So now it is our job to assess the quality of this oversold rally. While I would have preferred to see a positive divergence develop in the stocks at new lows on the NYSE, I can overlook that statistic if the number of stocks at new highs expands into this rally. So far, it's been worse than ever. The

Dow

now stands less than 100 points from a new high, and we've got 47 stocks making new highs. Heck, that's worse than July -- and you know how I harped on and on about the narrowness of that rally!

As for individual stocks, I don't see much change.

Alcoa

(AA) - Get Report

is still a good chart, but it's now caught up in its hostile bid for

Reynolds

(RLM) - Get Report

, so it may languish for a while.

Boeing

(BA) - Get Report

seems to be building a small base here in the mid 40s.

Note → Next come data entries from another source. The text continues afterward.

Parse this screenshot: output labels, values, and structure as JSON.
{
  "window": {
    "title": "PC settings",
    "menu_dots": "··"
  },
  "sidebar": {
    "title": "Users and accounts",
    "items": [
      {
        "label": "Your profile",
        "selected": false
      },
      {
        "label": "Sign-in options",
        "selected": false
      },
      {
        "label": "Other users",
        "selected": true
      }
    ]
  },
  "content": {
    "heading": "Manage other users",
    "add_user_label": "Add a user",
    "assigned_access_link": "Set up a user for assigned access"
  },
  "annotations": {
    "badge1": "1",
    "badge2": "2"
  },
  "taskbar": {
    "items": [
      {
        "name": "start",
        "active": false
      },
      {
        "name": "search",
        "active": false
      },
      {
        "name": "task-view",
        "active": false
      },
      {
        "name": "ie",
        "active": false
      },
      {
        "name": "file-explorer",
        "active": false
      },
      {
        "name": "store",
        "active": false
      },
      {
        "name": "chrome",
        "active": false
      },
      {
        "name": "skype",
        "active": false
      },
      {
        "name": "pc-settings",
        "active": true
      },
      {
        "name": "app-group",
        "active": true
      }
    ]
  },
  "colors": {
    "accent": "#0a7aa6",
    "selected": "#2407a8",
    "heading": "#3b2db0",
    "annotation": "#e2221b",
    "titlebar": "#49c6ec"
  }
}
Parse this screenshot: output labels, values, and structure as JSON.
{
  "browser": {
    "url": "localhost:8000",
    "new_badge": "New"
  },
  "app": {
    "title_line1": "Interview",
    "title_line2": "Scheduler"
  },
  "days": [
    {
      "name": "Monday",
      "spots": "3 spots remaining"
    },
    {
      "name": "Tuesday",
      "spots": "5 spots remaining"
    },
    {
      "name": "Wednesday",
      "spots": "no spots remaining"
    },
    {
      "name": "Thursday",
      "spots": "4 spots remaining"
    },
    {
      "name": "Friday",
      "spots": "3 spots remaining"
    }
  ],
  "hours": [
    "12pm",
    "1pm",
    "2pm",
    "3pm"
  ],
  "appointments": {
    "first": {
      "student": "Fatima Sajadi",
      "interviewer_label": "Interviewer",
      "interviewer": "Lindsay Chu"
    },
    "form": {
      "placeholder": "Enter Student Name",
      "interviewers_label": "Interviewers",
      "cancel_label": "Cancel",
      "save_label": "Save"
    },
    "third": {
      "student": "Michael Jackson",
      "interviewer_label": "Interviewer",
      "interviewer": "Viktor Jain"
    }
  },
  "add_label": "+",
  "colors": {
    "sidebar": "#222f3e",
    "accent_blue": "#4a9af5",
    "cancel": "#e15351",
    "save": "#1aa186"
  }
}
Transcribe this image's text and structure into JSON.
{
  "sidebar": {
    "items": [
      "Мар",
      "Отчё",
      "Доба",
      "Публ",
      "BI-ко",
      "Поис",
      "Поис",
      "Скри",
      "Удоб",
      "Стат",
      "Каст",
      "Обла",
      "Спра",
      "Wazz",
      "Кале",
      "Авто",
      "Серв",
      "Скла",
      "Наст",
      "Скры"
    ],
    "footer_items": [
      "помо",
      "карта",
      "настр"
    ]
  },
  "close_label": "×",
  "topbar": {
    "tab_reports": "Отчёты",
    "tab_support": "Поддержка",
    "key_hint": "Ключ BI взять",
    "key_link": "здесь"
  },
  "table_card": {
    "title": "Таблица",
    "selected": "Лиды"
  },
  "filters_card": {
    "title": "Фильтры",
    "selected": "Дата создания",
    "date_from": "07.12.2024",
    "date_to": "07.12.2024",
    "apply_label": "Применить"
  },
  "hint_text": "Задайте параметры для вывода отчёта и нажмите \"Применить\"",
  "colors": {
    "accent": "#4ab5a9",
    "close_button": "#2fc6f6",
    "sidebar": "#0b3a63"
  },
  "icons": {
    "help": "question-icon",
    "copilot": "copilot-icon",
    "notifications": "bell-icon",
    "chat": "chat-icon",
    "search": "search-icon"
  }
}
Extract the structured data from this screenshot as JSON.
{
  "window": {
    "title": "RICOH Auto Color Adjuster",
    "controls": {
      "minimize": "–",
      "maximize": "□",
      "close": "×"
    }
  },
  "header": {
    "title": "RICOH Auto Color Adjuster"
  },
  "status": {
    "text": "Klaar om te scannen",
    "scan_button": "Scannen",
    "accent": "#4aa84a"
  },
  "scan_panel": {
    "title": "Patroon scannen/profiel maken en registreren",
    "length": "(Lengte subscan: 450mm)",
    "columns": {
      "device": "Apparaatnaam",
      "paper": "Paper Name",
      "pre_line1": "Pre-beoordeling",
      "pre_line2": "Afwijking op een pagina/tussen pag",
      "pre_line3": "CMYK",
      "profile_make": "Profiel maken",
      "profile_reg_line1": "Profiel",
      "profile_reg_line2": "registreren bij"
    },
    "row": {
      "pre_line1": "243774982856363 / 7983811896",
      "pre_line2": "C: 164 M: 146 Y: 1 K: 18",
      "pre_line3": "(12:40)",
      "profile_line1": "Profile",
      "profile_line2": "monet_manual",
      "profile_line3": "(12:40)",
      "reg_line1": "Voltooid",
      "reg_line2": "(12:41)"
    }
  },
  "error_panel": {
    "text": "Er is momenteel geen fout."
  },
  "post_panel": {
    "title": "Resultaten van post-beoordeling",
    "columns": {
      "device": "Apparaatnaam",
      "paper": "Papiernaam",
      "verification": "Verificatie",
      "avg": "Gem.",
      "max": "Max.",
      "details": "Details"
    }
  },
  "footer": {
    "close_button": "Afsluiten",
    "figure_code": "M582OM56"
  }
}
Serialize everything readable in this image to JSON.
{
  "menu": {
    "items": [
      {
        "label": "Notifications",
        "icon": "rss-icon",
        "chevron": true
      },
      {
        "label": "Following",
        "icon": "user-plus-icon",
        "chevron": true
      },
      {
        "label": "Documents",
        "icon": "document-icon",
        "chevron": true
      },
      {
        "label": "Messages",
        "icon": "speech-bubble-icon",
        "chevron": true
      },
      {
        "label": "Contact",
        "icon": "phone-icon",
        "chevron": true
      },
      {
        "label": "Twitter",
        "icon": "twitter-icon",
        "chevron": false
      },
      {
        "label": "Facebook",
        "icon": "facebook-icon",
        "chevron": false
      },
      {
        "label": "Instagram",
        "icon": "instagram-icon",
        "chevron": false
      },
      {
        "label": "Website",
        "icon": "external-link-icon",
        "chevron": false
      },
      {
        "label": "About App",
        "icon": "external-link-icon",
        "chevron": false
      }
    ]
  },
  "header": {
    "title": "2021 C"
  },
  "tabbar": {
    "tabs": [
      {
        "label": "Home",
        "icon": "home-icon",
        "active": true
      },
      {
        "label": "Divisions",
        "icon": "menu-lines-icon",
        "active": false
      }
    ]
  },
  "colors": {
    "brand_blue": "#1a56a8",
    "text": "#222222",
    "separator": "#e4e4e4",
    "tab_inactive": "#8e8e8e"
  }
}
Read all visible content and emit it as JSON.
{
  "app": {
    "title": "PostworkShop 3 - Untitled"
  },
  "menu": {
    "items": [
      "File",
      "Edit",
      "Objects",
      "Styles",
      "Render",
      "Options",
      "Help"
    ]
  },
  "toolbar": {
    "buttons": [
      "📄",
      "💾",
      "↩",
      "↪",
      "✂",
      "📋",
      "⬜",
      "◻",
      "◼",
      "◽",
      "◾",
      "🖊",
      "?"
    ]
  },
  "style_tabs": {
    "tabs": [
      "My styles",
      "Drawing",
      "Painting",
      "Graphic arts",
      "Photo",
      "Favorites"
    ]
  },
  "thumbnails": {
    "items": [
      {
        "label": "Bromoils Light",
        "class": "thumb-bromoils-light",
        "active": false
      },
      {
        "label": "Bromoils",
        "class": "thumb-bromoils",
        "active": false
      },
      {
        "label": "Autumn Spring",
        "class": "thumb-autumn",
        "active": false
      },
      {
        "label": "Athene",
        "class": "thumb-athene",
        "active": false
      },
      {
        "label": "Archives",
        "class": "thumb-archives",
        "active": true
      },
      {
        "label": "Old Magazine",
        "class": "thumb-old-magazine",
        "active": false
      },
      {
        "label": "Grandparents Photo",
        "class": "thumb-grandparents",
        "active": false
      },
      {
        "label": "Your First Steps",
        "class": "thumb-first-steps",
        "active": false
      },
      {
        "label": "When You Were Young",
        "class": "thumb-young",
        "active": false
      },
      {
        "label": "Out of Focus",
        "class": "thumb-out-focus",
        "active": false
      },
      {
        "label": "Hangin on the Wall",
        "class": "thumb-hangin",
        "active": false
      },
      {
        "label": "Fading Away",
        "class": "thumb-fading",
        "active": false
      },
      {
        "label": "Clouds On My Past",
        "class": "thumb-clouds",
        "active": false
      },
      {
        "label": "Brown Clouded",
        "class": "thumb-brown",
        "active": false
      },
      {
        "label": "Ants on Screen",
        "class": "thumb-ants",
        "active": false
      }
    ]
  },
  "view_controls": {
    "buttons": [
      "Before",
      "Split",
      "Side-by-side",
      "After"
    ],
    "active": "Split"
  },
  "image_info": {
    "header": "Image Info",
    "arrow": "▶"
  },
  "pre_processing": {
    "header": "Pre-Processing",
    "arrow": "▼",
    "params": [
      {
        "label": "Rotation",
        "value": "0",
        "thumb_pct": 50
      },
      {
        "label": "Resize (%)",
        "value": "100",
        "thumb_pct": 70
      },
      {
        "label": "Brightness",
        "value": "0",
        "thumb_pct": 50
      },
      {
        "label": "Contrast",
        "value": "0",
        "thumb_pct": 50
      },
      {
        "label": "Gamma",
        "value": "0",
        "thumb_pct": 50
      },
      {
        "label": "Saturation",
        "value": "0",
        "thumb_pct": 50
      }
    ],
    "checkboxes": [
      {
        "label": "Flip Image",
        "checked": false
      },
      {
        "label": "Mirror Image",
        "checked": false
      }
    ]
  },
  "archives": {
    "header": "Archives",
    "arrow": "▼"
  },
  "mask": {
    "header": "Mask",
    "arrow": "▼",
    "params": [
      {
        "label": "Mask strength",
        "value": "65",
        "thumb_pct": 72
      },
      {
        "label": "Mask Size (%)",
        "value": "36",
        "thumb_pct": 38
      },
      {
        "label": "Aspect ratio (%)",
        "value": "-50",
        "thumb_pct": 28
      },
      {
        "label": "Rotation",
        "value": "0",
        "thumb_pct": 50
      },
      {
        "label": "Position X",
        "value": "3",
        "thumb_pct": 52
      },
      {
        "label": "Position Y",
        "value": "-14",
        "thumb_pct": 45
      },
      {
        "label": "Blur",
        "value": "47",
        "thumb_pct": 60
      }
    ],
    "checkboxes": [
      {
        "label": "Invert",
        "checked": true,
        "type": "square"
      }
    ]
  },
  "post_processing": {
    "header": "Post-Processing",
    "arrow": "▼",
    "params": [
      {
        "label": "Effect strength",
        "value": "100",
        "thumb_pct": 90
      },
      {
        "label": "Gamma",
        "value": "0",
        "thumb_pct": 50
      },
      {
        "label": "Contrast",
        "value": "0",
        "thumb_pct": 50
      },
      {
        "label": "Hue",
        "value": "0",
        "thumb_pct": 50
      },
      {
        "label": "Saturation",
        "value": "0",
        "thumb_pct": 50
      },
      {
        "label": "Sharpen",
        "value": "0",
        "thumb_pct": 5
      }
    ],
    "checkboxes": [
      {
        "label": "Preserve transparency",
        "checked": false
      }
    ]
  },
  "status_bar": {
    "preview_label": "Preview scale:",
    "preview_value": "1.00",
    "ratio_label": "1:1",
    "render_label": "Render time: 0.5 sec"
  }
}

Procter & Gamble

(PG) - Get Report

is still a good chart in the Dow.

Outside the Dow, I find I continue to write down those cereal stocks --

Kellogg

(K) - Get Report

and

General Mills

(GIS) - Get Report

-- on the positive side.

Kimberly-Clark

(KMB) - Get Report

has digested its recent gains rather well, too.

On the negative side,

Merck

(MRK) - Get Report

is clearly a negative chart and should halt its rise at resistance in the range of 66 to 68.

Sears

(S) - Get Report

doesn't seem to want to break just yet, but rallies continue to elude it.

Elsewhere,

Delta

(DAL) - Get Report

failed miserably at resistance. The retailers have not fared well either.

Dayton Hudson

(DH)

looks as though its rise will halt around the mid-60s.

Gap

(GPS) - Get Report

failed at resistance as well.

Nordstrom

(JWN) - Get Report

is also failing at resistance.

Limited

(LTD)

, despite some bullish news and commentary, can't get out of its own way, and it looks like a break of 43 is in the cards.

In technology land, I'd take profits on

Texas Instruments

(TXN) - Get Report

. I've noticed that stocks which are overextended when they split tend to falter and go into extended corrections.

Motorola

(MOT)

is having a lot of trouble in this area as well. A correction is in order before it can rally well.

Xerox

(XRX) - Get Report

is a sale into the bounce. And

Oracle

(ORCL) - Get Report

has now failed three times just under 40.

For now, the momentum is in place on the upside. And if the number of new highs improves, that momentum can last for some time. However, if that statistic does not improve, when this momentum runs out of steam, the market will head down again. The funny thing is that this market will reach an overbought reading by the end of trading on Tuesday, Aug. 24, just as the

Fed's

meeting gets under way.

Hmm...

Helene Meisler, based in Singapore, writes a technical analysis column on the U.S. equity markets on Tuesdays and Fridays, and updates her charts daily on TheStreet.com. Meisler trained at several Wall Street firms, including Goldman Sachs and Cowen, and has worked with the equity trading department at Cargill. At time of publication, she held no positions in any securities mentioned in this column, although holdings can change at any time. Under no circumstances does the information in this column represent a recommendation to buy or sell stocks. She appreciates your feedback at

KPMHSM@aol.com.